“Just because we’re late doesn’t mean we’re at any particular disadvantage,” he noted. “We had a very uniform, vigorous planting period. From my vantage point, I really think that helps with insect management because by putting together this three or four week planting period, decisions are being made simultaneously across a lot of fields.
“You don’t have a guy with a wheat field over here where the bugs are coming off his, and another who’s harvesting and driving insects out of his. These kinds of years tend to ideal for area wide pest management particularly if we maintain the growth pattern we have.”
When Goodell spoke, mite and thrips numbers in the San Joaquin Valley had been low. “There seem to be more aphids in other crops this year than in the past, and we’re seeing some other sort of odd bugs around,” he said. “So aphids are one thing I would certainly keep my finger on the pulse on.”
Whiteflies are the “wild card” in the system this year. Growers in Arizona and Mexico were hit hard by whiteflies last year while those in California saw little, if any, of the insects. “I really don’t know if they could be a problem here this year, but this is another one you really want to watch carefully.
“The good news is we have some very effective insecticides to manage those pests.”
Lygus have several key summer annual weed hosts they can develop on, but tarweed, short pod mustard and tumbleweed are some of the more significant ones, according to Goodell.
The questions growers have to ask are how long are those going to be there, how many generations can Lygus produce on them and how widespread they are and how wide of an area is it?
“This year small pod mustard is the weed of choice,” he said. “You can find that all over the place. This yellow mustard looks like black mustard but blooms in May and June rather than during the winter or early spring. (Black mustard is a winter annual.) It grows mainly in patches along the roadside.
“I’m not seeing it growing anywhere close to where we’re growing cotton. It seems to be in the southern part of the valley and in the northern part. The central part of the valley around Fresno, I’m seeing much less.
Tarweed, a yellow, sticky composite flower, can be found on roadsides, along rail lines and especially on rangeland on both rims of the San Joaquin Valley. It can bloom from May through July and can utilize soil moisture for a long period of time.
“Last year, we had tarweed all along the I-5 corridor,” he said. “This year, I waited as long as I could to make a projection. I looked around, and I have just not been able to find tarweed. They’re blooming so I know they’re out there, but they’re just not very widespread.”
Goodell said fields near creeks, rivers or flooded areas might be at greater risk, but he did not expect severe infestations of Lygus in most areas during the earliest fruiting period for cotton.
“The more substantial threat will be mid-season with Lygus moving from crops and weedy crops into cotton,” he noted. “As in most years, the crops bordering your cotton field will be the most significant source of Lygus. The movement into cotton will occur when these crops or their associated weed are no longer able to support a population, especially during July.”

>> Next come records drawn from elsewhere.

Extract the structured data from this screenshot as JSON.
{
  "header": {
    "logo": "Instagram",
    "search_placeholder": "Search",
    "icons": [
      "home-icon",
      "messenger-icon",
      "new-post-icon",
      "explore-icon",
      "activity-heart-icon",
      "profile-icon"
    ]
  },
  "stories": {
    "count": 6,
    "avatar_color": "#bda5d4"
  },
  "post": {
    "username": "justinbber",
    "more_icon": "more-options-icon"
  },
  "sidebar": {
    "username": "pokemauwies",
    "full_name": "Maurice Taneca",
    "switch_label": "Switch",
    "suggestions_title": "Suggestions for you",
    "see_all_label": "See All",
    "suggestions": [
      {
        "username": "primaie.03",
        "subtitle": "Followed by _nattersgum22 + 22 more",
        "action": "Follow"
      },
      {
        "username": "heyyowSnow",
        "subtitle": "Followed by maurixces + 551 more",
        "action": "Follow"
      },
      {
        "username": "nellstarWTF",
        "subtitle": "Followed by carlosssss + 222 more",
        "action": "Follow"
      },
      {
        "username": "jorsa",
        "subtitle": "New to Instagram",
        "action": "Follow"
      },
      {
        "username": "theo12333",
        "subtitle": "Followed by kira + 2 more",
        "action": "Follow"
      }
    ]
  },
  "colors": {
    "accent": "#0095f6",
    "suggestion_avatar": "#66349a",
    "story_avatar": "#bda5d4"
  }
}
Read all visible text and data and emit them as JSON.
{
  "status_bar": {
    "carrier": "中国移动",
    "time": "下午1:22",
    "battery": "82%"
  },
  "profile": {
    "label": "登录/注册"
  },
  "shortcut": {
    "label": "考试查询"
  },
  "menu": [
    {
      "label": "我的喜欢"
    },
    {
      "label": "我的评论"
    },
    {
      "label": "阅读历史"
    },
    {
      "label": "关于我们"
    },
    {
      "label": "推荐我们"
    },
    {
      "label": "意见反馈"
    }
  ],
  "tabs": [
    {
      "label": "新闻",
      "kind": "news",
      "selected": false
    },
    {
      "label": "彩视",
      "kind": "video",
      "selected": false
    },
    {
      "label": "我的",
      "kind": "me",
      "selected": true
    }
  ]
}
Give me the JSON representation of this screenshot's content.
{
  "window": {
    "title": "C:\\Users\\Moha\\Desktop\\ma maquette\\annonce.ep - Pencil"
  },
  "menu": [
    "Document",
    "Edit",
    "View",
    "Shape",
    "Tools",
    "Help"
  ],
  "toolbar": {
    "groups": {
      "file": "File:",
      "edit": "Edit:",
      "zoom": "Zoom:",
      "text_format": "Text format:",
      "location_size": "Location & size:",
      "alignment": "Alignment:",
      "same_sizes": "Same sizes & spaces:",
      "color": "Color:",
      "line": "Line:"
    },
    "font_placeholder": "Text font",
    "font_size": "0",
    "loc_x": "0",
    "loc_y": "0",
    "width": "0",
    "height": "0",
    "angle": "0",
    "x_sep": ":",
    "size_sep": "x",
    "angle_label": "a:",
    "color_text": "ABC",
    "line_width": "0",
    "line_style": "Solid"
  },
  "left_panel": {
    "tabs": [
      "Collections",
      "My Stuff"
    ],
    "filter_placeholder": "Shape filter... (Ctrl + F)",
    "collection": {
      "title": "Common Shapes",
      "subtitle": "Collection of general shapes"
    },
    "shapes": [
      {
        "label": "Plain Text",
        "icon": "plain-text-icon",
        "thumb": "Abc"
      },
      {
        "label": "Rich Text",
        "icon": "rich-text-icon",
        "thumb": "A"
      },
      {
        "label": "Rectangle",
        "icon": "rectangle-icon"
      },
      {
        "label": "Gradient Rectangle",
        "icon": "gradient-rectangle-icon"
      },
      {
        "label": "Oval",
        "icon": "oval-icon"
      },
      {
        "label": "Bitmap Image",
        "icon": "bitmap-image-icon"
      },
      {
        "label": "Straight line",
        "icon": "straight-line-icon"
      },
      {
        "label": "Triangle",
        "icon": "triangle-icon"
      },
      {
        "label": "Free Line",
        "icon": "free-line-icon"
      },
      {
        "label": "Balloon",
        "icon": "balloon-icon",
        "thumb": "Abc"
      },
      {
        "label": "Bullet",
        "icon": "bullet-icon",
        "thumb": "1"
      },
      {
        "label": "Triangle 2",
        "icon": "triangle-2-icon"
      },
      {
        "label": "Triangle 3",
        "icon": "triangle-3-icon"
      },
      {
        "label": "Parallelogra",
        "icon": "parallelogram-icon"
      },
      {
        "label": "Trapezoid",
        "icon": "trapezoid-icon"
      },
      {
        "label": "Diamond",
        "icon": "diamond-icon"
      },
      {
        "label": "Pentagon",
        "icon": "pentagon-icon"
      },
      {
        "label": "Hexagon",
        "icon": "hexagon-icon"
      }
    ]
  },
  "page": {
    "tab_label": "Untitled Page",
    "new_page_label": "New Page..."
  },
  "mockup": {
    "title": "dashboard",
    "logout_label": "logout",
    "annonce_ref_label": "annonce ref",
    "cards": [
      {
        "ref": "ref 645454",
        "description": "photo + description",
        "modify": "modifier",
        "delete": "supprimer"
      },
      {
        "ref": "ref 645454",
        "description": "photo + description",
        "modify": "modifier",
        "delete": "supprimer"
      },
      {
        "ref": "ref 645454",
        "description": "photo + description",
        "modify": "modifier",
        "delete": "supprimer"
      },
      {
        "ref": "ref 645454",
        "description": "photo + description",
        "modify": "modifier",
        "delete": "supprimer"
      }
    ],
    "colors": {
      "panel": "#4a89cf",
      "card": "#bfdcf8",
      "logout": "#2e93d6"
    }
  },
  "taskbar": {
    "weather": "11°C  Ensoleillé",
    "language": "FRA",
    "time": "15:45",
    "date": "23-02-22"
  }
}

Goodell says growers and farm advisors should ask themselves the following questions:
– What is in close proximity to their fields?
– Are Lygus present in the source field?
– When will the source be unable to sustain a Lygus population?
– How susceptible will the cotton be when the populations moves?
“Regular, twice weekly scouting of cotton is the best defense for not getting caught by surprise,” he said. “That and knowing what’s in the fields around you.”
Growers should also consider leaving uncut alfalfa strips during June, July and August to prevent wholesale movement of Lygus from alfalfa to cotton. “Alfalfa is the best reservoir for Lygus and, when managing any reservoir, it is unwise to release all the contents at one time.”